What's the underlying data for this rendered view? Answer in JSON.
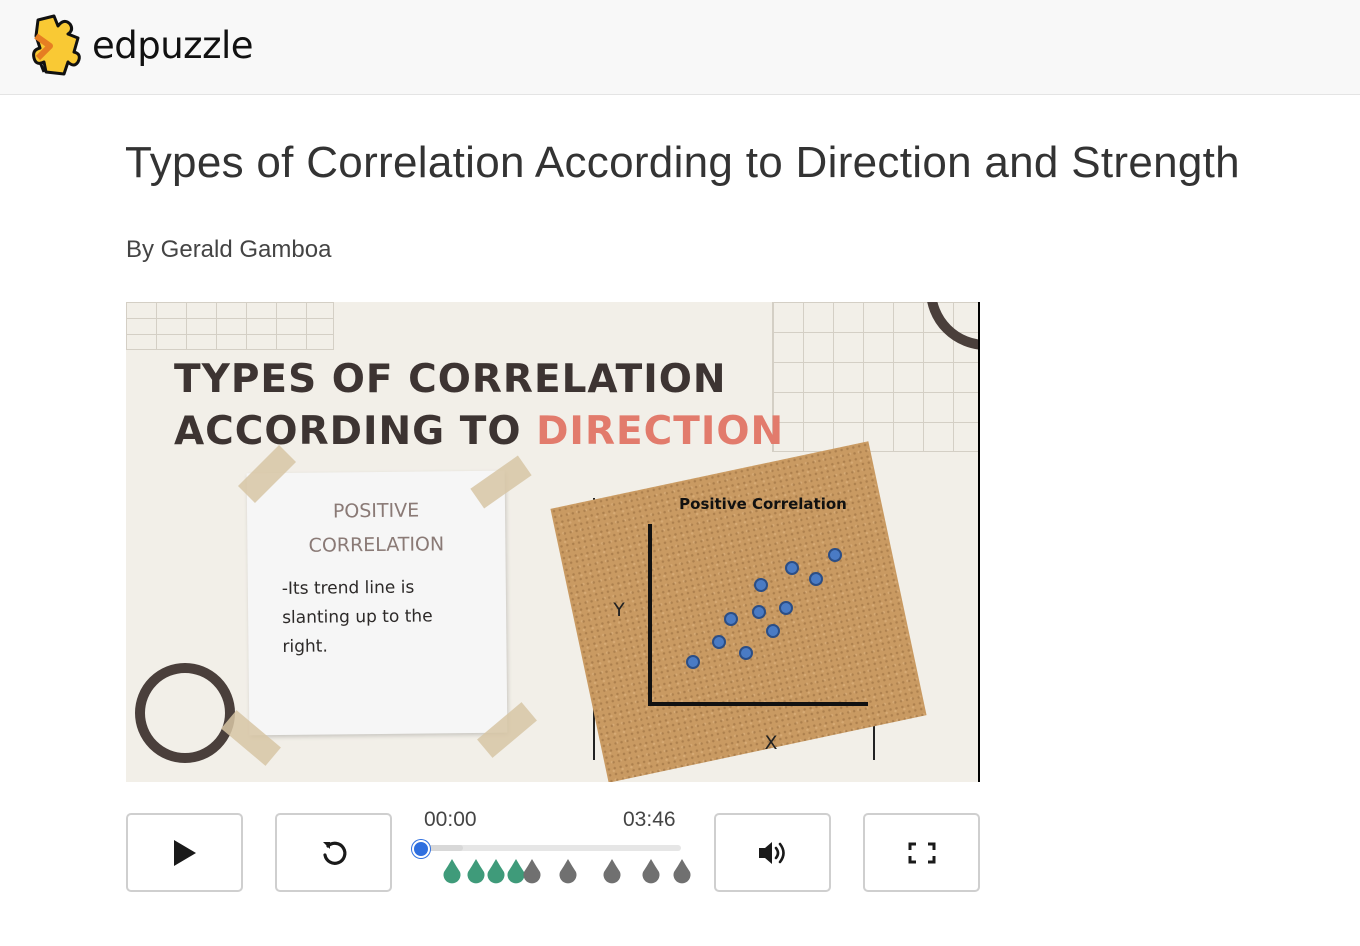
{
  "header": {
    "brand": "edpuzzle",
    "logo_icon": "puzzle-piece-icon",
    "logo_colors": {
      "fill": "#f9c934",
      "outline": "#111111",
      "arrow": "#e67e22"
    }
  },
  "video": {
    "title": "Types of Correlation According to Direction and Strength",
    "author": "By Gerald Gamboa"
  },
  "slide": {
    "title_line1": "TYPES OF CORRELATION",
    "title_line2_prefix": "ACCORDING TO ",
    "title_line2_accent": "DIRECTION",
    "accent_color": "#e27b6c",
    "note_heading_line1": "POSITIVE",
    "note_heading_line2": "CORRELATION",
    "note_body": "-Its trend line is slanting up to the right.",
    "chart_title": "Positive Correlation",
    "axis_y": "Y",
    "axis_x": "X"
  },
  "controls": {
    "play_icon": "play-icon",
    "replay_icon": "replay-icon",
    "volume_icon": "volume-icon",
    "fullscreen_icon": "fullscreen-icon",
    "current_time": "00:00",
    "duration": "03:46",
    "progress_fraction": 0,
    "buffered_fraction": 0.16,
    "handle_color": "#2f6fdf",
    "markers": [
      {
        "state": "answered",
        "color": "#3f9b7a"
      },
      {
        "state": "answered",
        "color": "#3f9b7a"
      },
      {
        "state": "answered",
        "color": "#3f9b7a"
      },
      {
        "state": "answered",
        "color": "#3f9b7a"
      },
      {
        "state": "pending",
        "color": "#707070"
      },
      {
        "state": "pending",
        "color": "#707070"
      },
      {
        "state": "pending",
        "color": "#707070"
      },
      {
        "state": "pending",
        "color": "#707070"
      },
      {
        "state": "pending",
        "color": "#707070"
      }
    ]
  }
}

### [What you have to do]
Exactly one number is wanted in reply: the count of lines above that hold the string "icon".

### [Answer area]
5